**Problem statement:** Filter the listing below down to the lines containing the word "size".

[Start of Attachment]

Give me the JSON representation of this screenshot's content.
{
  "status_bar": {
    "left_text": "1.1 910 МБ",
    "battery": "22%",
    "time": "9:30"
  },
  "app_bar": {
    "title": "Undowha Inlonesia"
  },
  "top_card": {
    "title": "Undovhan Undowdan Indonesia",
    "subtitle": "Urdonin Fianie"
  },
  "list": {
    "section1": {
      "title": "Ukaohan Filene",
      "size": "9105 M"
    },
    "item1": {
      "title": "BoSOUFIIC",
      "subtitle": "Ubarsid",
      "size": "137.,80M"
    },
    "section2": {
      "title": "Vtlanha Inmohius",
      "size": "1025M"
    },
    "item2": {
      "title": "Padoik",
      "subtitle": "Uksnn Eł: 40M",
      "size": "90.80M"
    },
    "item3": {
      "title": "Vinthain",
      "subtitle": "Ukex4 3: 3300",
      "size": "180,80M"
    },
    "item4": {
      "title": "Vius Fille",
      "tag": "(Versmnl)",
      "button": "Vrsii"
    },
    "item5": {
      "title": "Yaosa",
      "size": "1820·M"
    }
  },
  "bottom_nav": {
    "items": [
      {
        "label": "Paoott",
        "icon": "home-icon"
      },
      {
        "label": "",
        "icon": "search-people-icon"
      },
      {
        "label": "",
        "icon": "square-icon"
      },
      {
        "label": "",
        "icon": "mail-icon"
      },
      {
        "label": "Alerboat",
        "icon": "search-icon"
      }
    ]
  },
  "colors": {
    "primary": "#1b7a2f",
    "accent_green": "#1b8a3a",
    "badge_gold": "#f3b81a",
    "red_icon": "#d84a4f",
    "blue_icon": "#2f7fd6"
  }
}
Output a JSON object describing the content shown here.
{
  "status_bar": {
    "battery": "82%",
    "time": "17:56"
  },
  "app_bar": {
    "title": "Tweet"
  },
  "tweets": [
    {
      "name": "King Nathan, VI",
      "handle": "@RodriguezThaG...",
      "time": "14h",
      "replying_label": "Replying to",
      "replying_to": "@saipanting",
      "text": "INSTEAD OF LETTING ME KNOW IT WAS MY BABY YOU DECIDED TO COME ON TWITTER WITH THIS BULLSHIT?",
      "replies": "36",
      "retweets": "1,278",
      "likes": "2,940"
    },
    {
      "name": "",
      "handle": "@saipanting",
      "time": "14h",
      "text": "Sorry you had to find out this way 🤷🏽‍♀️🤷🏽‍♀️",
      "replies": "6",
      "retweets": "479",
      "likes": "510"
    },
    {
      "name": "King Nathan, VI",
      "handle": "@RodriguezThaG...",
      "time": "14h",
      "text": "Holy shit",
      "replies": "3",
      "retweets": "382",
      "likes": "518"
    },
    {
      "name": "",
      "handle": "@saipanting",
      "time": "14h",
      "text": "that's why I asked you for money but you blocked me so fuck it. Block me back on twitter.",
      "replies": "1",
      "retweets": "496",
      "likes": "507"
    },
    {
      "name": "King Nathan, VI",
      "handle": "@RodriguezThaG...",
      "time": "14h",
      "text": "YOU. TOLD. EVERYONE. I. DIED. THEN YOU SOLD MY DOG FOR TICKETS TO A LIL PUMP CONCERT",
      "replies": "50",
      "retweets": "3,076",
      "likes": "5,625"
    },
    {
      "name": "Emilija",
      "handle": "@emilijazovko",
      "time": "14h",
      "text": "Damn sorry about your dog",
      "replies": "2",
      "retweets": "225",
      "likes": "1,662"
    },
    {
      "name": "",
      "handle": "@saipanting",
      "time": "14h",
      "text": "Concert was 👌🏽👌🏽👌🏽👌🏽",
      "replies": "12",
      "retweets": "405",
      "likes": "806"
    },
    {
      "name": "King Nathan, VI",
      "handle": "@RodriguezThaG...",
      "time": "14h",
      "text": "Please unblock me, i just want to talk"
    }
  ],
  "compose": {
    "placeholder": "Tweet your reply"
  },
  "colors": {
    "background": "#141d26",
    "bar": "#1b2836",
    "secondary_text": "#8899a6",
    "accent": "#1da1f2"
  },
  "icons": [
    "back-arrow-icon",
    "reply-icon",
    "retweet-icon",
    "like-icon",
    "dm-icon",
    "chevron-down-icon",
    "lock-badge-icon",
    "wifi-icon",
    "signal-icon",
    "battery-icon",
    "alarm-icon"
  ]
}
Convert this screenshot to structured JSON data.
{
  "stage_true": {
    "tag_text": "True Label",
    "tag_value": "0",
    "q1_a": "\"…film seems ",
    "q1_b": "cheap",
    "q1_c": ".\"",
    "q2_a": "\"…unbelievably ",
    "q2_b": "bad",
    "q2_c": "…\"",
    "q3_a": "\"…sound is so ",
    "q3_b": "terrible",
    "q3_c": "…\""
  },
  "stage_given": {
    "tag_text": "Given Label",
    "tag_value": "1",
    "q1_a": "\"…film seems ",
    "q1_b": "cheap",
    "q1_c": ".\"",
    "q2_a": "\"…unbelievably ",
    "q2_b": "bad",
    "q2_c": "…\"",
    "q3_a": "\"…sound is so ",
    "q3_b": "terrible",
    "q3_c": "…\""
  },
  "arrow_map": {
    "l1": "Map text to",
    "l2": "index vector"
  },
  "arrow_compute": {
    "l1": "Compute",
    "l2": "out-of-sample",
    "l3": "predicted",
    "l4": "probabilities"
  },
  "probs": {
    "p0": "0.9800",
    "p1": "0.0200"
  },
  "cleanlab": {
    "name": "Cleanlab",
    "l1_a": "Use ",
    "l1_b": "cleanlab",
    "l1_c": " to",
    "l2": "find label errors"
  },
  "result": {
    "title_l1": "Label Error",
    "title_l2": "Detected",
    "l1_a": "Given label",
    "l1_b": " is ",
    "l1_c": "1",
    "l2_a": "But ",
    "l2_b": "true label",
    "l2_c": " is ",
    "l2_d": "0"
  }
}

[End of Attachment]

**Exercise solution:**
      "size": "9105 M"
      "size": "137.,80M"
      "size": "1025M"
      "size": "90.80M"
      "size": "180,80M"
      "size": "1820·M"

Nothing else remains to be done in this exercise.